===== EXERCISE DATA =====
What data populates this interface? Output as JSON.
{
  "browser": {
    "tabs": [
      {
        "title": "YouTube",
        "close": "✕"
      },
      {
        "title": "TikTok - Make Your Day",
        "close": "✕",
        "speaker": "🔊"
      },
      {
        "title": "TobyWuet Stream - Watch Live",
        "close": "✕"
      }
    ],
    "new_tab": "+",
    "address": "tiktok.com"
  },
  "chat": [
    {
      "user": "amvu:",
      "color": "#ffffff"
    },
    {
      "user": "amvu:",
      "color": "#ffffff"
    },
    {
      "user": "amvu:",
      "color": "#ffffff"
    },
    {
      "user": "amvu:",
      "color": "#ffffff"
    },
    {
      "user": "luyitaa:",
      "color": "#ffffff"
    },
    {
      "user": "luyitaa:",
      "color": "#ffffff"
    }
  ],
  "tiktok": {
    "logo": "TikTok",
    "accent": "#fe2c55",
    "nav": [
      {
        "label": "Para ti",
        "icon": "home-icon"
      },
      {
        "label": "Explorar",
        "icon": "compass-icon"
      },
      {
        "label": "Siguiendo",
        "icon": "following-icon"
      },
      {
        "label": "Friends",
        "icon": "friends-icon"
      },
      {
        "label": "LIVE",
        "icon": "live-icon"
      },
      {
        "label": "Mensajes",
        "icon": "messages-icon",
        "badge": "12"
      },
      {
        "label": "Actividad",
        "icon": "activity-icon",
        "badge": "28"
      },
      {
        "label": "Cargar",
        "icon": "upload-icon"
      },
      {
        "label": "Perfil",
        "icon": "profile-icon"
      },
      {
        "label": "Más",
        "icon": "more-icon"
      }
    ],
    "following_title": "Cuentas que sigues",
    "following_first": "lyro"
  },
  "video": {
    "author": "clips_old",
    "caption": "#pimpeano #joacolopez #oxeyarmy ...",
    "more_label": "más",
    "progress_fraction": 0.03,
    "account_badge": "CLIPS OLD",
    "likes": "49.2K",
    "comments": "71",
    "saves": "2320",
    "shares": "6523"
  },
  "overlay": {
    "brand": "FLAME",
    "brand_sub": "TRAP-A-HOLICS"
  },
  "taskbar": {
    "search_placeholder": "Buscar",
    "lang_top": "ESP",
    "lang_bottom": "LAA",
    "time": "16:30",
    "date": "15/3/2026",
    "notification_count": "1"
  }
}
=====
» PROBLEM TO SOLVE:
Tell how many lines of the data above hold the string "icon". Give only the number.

» THE COMPLETED TASK:
10